Before Accepting a Workers’ Compensation Settlement, Get the Facts You Need to Know

When a worker is injured on the job, he can file for Alaska workers’ compensation benefits for medical care and wage replacement compensation. Typically, this compensation is awarded on a weekly basis. The injured worker receives a check on an ongoing basis until the worker is fully healed and back on the job. This may last for a period of weeks, months, or even years. While this system can be effective, there are times when it is in the best interest of the injured worker to settle their work injury claim rather than receive small payments. But what exactly does that mean? And is it the right thing for your situation?

What Is a Workers’ Compensation Settlement?

In general, a settlement is an agreement between two parties to resolve a legal matter. For injured workers, it occurs when the worker accepts a lump sum (or sums) of money and ends the receipt of weekly payments. A settlement can provide an employee the same benefits as the weekly payments—medical care and wage replacement compensation—and hopefully end any hassle with managing the smaller, more frequent payments.
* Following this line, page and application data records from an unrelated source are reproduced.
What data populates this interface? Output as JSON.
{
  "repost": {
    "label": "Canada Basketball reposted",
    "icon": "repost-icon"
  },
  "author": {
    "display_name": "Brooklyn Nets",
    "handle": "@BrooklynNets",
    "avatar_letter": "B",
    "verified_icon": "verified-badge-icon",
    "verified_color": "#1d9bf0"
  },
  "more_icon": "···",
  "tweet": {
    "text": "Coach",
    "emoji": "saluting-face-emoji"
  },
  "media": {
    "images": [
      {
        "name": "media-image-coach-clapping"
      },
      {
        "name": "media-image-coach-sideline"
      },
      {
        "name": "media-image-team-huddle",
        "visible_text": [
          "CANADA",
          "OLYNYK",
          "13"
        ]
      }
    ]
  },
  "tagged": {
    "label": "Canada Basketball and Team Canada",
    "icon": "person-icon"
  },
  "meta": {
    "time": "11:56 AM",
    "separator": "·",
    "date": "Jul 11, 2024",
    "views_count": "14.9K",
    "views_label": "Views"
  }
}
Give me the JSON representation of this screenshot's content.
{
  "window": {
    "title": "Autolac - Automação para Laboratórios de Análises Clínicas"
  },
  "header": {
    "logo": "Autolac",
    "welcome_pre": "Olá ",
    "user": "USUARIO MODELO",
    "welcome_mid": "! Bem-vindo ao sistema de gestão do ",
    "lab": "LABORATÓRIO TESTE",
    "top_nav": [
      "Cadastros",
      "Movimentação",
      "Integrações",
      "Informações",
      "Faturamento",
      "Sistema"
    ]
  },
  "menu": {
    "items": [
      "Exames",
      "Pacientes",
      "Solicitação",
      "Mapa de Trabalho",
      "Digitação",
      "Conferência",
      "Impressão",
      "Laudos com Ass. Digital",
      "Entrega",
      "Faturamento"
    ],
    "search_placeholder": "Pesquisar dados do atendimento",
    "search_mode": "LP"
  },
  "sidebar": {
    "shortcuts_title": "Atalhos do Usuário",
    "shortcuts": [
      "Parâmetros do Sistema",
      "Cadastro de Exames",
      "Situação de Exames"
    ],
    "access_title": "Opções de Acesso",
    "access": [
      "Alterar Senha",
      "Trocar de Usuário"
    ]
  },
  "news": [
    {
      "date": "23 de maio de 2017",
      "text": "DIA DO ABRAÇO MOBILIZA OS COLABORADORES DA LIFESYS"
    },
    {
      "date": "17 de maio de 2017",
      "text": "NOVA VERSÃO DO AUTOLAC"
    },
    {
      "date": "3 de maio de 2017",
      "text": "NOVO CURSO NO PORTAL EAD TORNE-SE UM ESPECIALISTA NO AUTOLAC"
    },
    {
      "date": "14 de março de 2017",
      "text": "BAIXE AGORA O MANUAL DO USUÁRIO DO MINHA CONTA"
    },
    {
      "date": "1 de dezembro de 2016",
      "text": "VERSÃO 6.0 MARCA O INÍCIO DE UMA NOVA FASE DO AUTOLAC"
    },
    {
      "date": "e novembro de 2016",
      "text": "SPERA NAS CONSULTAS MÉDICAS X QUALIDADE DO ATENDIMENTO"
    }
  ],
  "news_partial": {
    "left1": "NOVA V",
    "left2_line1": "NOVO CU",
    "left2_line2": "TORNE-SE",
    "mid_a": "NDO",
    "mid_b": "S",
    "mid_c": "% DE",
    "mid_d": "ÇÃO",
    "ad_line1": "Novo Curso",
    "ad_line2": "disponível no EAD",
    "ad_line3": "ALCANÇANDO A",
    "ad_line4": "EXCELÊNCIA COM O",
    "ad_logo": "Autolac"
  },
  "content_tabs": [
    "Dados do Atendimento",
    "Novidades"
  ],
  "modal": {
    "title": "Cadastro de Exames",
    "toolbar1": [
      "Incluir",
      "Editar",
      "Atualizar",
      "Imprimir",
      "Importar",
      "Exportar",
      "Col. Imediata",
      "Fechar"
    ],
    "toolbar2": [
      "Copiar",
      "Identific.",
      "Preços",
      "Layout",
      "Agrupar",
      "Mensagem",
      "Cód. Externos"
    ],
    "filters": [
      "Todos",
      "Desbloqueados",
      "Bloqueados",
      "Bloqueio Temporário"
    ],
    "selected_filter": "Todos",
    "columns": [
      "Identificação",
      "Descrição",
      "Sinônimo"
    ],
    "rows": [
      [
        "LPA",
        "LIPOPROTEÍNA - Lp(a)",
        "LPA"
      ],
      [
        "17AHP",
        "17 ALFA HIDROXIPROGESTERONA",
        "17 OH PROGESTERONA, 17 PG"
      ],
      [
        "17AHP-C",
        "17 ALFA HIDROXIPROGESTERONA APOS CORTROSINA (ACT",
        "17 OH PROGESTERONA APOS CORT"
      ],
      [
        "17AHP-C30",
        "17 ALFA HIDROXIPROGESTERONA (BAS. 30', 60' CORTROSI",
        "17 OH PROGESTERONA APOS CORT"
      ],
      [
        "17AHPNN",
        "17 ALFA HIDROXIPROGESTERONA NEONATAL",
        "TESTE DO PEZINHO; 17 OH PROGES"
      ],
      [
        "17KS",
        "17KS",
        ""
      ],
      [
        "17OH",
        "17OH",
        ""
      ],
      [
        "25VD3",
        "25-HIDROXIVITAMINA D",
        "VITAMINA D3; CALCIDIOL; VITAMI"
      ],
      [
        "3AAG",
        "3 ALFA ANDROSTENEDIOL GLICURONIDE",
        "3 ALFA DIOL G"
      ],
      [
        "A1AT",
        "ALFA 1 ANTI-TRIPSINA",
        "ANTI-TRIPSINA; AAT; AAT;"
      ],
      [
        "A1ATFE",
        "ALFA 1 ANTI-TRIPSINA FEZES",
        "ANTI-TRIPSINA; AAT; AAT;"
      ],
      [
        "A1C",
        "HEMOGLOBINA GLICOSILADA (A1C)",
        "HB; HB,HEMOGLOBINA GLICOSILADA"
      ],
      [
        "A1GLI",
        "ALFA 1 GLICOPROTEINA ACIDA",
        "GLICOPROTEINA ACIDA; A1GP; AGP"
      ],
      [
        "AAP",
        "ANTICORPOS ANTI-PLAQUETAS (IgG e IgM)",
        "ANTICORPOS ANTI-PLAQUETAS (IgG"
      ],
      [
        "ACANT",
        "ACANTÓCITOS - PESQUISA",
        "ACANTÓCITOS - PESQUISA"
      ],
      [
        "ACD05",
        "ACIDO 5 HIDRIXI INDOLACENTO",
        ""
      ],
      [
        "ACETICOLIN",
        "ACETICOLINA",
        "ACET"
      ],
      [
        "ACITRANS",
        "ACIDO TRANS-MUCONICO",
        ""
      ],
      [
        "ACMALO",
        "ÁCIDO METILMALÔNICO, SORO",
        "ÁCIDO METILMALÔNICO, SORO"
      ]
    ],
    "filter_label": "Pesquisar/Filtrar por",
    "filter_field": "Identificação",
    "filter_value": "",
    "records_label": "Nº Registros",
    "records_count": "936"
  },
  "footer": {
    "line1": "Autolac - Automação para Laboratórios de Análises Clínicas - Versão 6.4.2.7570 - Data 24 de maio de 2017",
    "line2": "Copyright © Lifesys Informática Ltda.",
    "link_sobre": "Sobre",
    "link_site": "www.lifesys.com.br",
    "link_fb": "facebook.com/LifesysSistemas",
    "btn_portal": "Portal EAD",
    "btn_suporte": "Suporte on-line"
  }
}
There are two main types of settlements:

  • Lump sum. A lump sum settlement is exactly what it sounds like. The injured worker receives one large sum of money at one time and will not receive any more compensation in the future for the same injury.
  • Structured. In a structured settlement, the lump sum is divided into smaller payments and paid out over a period of time agreed upon in the settlement. This can be handed out over the course of a year, ten years, or some other arranged time frame.

Factors to Consider When Contemplating a Settlement

While this may sound like an easy arrangement, settling a workers’ compensation claim is not appropriate for every situation. A settlement is legally binding and final. Once the agreement is signed, it is not typically possible to revisit the claim or make changes. So, it is important to consider:

  • The nature of the injuries. It is critical to fully understand all injuries before considering a settlement. Permanent injuries and injuries that will require complex, ongoing medical care can be extremely expensive. The outlook for and treatment of these injuries can change over time, and injured workers may need some flexibility in the type and amount of compensation necessary to properly address their conditions.
  • Expectations for recovery. At times, it is impossible for care providers to say exactly what the future will hold with respect to a worker’s medical care and prognosis. The question of future surgeries, therapies, or other interventions should be considered. These treatments can be very expensive, and it’s important to have either ongoing benefits or enough compensation to cover this care. On the other hand, if a worker’s expectation for recovery is fairly solid, it may be a good option to settle the claim.
  • Likelihood of receiving continued benefits. A settlement is a guaranteed benefit once awarded. Weekly payments are evaluated periodically as the claim continues. In some cases, it can be possible to settle a claim with the insurance company before the weekly benefits run out or if there are concerns that the benefits may be denied in court.
  • Money management skills. For some, receiving a lump sum of money can be tricky. It may be very tempting to spend the money right away. As a consequence, the money may not be there later when it is needed to cover medical care or wages lost due to missed future work. It’s important to consider your own self-control and money management skills when thinking about a settlement.
  • Effect on other benefits. In some situations, the injured worker or his family may also be receiving other types of work injury-related or government benefits. A settlement may affect eligibility for these benefits and/or how much compensation can be received from other areas. Understanding the overall impact of a settlement will help injured workers make the best decision for their individual situations.

An Experienced Attorney Can Help Injured Workers Understand Their Rights

A settlement may only be allowed at certain stages of a claim—in Alaska, the injured worker must reach “medical stability” before a settlement is permitted—and it may not always be in the best interest of the injured worker and his family. However, there are times when these agreements can help employees move forward from their injuries most effectively. At The Law Office of Ben Crittenden, attorney Ben Crittenden has helped many injured workers obtain all the compensation they deserve. He is here to help injured Alaskans understand their rights and gain a complete picture of all their options. If a settlement is right for you, Ben can help negotiate with the insurance company to ensure the injured worker obtains all the compensation he deserves. Too often, injured workers and their families are short-changed by these insurance companies and forced into quick settlements that are too low or not appropriate for their unique situation. These agreements are final, and an inappropriate settlement can have negative effects on an injured worker for years to come.

Ben has been there before with other clients, and he understands the games insurance companies may play. He is a knowledgeable, effective advocate for injured workers, and he can help you and your family obtain the best possible outcome. Call Ben today in his Anchorage office or fill out the contact form on this page to get in touch directly with Ben.